The last time monarchs were assigned any crucial role in the constitution was the first republic when in July 1960 Sir Adesoji Aderemi became the governor of the Western Region. The dethronement of the 18th Sultan of Sokoto, Ibrahim Dasuki, in 1996 during the military government of Sani Abacha and the recent dethronement of Sanusi Lamido Sanusi as Emir of Kano by Governor Abdullahi Ganduje further accentuate the helplessness of traditional rulers in the hands of the political authority and the growing extinction of the veneration of their stools.
Bigmanism in Africa renders time subservient to the bigman and deploys it in constant service to him. In other words, whenever the bigman comes to an event is when the event begins. The bigman arrives late to catch trains – if he ever condescends to entering such at all – flights and comes late to events, believing that his bigmanism will come to his aid. Being a bigman is sine qua non to having power over life and death in Africa. When the bigman arrives train terminuses in Europe and America however, he complies, knowing that that clime has no respecter for persons.
On its face value, we can argue that the British monarchy, as well as Arabian Sheiks and emirates, are also variants of the traditional African bigman. However, apart from their relevance in those climes, those monarchies bring a lot to the table, unlike Africa’s. The bigman in those societies try to de-sacralise their persons and offices.

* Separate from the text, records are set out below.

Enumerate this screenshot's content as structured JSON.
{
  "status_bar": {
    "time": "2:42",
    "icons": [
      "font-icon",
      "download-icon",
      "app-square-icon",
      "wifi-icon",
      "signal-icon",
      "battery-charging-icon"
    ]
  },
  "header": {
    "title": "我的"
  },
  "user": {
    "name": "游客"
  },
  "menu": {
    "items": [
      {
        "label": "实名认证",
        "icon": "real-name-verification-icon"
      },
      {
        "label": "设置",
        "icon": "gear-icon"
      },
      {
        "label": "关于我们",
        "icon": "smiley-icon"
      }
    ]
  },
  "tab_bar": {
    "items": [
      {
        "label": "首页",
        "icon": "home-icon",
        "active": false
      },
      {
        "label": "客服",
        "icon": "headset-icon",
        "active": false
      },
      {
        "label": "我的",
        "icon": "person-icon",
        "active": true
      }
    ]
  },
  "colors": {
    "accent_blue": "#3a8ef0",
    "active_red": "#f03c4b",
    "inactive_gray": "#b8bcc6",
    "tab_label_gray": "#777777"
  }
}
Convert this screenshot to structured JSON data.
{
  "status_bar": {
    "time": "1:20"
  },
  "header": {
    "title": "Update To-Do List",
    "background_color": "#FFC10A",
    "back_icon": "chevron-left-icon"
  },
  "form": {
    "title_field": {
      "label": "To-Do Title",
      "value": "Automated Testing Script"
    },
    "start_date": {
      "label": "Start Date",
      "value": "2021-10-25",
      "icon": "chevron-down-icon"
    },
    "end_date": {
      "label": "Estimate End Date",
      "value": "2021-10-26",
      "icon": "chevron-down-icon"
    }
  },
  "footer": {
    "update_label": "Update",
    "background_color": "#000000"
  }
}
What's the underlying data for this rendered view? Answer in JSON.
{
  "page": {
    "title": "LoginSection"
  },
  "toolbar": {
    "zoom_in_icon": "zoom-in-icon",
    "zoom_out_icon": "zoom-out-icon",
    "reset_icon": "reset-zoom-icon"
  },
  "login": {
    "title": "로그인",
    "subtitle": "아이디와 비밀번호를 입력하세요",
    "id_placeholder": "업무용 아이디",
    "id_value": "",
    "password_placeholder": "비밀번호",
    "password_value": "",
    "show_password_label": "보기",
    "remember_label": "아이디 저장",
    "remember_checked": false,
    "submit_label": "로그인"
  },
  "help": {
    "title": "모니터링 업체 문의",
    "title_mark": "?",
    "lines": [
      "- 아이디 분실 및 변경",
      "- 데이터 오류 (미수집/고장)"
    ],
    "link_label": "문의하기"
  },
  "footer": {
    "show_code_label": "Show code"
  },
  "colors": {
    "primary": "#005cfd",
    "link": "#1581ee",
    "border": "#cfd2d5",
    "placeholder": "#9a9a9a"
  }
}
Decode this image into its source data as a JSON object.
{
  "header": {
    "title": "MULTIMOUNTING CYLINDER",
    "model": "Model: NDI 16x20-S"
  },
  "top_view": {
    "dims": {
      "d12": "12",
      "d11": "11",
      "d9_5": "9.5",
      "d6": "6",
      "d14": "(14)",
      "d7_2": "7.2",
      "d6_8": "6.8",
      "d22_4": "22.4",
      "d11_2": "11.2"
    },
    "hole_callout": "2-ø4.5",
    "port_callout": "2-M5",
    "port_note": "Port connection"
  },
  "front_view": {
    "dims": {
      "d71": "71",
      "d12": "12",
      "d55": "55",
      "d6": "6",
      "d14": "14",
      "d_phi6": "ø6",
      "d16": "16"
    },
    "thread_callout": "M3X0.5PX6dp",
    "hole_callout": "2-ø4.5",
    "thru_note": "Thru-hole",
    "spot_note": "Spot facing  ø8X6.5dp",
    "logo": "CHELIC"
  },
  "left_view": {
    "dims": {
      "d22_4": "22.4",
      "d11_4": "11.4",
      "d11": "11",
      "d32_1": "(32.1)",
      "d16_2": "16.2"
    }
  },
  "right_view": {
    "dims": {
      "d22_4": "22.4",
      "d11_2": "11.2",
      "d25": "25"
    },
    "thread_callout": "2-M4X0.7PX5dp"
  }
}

That is why you witness the president of America rolling his sleeves and getting down to work, Joe Biden taking bouquet of flowers to his vice on her birthday and prime ministers entering trains and even riding cycles. Not so for the Nigerian bigman. It is a taboo for them to be seen like ordinary human beings.
His Highness, Alhaji Bayero’s indignation that Air Peace could have the temerity, audacity and effrontery of refusing to put a rein on its aircraft for “just one hour,” even when the craft was already taxiing off, is borne out of the BMS syndrome discussed above.
The emir most probably couldn’t countenance this, having been told stories of how his forefathers ordered their beautifully adorned royal horses to be leashed with reins. It is the audacity of the blue blood. This audacity is in spite of the fact that all we see are mere red blood corpuscles, just like that of a common beggar on the street.
Coming from a northern feudal oligarchic system where the emir is a demigod whose word is law and the talakawa are propelled by a philosophy of fatalism that enables them to be in continuous servitude, you can then put in context the emir’s disdain at Air Peace management’s “audacity”.
In an attempt to escalate feudal support for the Emir’s fate and collectivise “the people of Kano” as victims of the “crime” of Air Peace, Isa Bayero, in the petition, painted the refusal of Air Peace to stop the aircraft for Emir Bayeri to mount like his royal horse as “a flagrant show of disrespect to His Highness and the Kano people at large”. The question to ask is, could Bayero have ordered Delta Airline or British Airways to wait for him while he wears his royal apparel?
Until we put a stop to the tyranny of the Nigerian BMS and the bigman’s belief that any of its members can get away with impunity, Nigeria will continue to wriggle in the maggots of underdevelopment and plagues of poverty, hunger, corruption, economic and social insecurity, illiteracy, unemployment, violence, armed conflicts, inequality and discrimination. All of these are traceable to the ‘Big Man Syndrome’.